Turkish President Recep Tayyip Erdoğan announced Wednesday that the country will hold snap parliamentary and presidential elections on June 24, a year and a half before previously planned. The election also marks the enactment of the increased executive power given to the president after a referendum in 2017, so the president will become vastly more powerful much earlier than expected. The new system will allow the president to declare a state of emergency, prepare the budget, appoint judges and other high-level officials, and in some circumstances dissolve parliament. President Erdoğan is widely expected to win the elections.

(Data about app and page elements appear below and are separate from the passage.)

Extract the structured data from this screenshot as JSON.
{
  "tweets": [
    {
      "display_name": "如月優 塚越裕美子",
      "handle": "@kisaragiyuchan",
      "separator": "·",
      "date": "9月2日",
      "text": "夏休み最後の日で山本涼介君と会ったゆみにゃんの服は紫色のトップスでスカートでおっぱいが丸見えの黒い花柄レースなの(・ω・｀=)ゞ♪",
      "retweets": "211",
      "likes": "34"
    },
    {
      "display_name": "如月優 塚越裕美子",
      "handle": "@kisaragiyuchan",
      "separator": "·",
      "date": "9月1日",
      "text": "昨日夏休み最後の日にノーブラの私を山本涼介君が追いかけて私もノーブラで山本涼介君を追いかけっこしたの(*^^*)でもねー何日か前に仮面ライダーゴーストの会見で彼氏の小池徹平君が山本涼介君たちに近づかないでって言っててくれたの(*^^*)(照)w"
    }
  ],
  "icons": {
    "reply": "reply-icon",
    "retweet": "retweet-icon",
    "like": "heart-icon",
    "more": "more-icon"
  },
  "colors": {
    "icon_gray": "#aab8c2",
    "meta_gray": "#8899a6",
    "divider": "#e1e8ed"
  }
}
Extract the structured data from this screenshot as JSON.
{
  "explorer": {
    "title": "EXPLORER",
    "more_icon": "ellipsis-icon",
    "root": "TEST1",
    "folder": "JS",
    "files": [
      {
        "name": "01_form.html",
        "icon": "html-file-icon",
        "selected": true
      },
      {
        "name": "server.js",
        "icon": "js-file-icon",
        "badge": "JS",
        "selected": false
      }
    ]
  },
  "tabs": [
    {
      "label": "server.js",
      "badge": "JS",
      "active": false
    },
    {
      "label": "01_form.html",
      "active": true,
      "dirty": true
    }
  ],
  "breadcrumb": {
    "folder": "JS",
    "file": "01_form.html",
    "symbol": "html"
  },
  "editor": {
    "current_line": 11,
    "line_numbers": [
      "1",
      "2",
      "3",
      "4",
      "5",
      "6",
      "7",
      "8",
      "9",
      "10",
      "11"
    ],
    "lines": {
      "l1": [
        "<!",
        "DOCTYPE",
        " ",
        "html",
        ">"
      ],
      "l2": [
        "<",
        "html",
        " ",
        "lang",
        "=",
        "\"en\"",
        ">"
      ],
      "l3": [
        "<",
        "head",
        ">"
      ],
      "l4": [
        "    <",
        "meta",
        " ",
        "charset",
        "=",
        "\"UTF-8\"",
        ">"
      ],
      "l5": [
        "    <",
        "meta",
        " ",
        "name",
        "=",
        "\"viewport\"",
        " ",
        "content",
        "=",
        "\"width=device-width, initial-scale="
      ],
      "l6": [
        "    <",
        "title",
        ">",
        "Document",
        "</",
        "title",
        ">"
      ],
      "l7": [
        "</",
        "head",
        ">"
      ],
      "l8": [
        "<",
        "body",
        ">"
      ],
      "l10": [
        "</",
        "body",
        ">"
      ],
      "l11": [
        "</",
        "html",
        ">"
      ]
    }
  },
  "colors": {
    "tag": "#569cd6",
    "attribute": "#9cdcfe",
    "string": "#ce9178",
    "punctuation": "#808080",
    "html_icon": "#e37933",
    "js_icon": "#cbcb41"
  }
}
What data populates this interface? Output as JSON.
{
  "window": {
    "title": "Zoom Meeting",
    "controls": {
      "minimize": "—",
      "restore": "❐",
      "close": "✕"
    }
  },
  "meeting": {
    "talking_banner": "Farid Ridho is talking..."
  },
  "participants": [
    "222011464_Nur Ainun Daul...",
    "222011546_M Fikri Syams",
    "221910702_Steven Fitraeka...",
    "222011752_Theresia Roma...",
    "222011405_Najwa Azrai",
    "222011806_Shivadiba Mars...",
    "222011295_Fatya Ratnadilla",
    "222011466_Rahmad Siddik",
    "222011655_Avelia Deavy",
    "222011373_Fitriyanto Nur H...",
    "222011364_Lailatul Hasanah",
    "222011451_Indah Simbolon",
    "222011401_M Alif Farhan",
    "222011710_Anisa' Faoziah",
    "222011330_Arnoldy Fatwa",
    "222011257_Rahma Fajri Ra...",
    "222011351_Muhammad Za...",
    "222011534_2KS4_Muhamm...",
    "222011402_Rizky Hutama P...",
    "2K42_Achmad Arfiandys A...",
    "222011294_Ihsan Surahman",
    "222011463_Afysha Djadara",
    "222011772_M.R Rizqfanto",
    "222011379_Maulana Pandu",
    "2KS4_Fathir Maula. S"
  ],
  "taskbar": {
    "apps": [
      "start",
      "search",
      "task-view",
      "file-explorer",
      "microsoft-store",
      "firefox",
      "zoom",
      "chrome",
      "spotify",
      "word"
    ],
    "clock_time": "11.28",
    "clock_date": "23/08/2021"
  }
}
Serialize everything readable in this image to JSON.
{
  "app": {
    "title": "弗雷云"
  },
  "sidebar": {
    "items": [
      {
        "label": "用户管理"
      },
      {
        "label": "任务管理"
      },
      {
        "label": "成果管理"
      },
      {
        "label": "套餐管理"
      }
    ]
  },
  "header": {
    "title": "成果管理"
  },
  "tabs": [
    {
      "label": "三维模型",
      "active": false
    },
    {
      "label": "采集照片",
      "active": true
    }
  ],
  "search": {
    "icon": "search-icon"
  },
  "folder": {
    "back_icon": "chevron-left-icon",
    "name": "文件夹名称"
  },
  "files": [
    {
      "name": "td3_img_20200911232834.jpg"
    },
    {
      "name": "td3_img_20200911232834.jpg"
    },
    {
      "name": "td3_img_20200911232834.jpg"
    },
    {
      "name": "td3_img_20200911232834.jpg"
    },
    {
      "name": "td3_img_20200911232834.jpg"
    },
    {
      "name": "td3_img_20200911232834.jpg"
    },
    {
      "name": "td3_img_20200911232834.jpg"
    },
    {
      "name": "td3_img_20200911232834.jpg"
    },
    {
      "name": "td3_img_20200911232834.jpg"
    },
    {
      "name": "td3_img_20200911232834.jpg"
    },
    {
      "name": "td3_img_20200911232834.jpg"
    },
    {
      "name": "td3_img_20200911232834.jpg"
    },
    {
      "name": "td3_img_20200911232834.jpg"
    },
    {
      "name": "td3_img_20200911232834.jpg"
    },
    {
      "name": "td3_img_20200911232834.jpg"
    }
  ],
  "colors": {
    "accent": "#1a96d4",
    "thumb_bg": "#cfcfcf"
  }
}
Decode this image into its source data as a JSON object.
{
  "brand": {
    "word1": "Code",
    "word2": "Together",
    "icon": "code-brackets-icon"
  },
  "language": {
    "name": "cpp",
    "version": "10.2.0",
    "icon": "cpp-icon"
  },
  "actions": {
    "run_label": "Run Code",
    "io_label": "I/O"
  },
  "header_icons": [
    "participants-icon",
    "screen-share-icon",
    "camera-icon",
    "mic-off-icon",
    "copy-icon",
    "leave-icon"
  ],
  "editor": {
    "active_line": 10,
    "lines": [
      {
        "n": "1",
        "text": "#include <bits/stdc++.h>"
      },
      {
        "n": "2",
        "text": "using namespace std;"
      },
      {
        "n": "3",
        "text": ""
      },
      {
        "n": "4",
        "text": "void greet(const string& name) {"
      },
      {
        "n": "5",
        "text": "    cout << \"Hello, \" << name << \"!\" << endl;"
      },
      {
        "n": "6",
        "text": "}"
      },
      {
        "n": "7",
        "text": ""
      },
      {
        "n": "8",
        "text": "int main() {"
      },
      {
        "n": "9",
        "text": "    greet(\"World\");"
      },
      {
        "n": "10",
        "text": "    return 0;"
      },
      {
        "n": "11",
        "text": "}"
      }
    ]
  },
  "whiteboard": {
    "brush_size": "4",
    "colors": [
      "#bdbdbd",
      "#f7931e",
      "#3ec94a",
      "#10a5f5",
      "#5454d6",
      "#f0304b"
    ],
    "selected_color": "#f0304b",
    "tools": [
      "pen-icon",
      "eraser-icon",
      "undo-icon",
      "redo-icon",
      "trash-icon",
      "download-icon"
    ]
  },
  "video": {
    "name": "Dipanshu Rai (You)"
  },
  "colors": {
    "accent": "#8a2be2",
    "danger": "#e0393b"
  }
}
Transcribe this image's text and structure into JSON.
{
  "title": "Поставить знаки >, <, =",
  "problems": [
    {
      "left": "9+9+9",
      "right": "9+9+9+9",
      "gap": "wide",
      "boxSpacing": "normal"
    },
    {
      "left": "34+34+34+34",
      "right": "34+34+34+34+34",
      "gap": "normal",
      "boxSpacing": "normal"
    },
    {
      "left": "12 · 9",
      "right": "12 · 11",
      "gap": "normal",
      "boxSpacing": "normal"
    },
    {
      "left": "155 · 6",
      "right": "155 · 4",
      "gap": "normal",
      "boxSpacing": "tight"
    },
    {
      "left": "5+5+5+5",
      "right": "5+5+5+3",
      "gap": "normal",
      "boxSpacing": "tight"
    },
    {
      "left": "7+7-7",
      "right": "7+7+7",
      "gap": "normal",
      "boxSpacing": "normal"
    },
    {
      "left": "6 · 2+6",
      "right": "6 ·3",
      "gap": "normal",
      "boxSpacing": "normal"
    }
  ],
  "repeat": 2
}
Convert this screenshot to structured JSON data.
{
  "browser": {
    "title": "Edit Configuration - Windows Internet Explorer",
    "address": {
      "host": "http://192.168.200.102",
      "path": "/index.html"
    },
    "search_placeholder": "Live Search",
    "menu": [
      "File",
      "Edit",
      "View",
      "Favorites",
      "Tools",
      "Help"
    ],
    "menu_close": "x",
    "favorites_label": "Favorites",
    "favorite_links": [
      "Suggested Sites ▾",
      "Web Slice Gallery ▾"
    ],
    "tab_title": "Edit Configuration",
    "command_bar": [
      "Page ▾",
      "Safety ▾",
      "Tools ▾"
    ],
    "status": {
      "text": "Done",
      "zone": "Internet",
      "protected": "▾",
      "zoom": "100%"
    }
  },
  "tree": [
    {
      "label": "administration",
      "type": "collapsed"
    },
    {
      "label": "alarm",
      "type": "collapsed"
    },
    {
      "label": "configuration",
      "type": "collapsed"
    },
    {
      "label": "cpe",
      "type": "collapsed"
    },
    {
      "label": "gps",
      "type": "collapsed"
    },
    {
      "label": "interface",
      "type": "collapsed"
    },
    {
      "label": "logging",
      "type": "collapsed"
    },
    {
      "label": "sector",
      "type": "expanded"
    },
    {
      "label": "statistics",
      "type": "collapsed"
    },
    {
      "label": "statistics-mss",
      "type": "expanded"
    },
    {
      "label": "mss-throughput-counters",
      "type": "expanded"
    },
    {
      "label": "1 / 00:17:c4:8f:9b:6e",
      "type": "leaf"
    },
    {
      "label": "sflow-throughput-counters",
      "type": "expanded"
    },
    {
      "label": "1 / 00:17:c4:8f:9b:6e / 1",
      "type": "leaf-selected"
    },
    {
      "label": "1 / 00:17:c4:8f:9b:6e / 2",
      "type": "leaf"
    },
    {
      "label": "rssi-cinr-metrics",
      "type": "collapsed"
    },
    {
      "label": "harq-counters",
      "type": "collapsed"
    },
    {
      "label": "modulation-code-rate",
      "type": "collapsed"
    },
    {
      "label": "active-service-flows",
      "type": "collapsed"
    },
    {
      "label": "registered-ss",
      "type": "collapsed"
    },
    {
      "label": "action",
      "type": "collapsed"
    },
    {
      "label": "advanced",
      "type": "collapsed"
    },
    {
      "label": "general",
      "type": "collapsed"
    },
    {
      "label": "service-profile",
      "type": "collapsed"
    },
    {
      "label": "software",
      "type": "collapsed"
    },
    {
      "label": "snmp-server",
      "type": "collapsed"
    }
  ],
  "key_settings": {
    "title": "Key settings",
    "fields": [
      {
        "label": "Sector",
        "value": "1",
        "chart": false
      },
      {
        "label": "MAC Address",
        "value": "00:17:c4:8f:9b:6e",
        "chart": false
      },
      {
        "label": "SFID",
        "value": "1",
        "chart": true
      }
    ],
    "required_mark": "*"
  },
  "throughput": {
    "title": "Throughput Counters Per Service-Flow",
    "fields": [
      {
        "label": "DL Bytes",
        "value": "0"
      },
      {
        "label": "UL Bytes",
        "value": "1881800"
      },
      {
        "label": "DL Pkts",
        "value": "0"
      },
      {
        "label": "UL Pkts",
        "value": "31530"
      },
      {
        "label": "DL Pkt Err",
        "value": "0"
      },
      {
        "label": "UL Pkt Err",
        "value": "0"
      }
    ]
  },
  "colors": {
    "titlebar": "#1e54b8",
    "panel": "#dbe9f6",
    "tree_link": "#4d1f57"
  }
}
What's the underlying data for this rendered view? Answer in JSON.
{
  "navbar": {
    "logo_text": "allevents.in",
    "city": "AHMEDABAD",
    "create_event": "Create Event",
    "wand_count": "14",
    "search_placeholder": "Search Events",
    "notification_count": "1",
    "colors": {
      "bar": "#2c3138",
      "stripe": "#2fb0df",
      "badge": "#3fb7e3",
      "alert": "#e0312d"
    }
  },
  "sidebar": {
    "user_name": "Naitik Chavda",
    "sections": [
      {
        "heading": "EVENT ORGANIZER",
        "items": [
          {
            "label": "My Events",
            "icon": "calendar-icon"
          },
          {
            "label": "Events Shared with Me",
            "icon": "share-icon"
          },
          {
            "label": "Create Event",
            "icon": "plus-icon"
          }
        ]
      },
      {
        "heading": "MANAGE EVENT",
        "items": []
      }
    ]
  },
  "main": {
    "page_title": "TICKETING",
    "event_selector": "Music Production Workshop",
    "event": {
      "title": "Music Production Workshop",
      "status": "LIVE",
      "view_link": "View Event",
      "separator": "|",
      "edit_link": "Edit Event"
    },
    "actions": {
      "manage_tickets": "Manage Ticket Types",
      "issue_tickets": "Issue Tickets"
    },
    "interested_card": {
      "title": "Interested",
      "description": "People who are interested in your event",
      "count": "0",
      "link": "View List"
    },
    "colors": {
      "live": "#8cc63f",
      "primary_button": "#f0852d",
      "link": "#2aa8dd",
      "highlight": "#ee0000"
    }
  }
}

Worldview host Jerome McDonnell discusses the implications of the snap elections with Sinan Erensu, a postdoctoral fellow at the Northwestern University Buffett Institute for Global Studies, where his work focuses on political power and dissent in 21st century Turkey.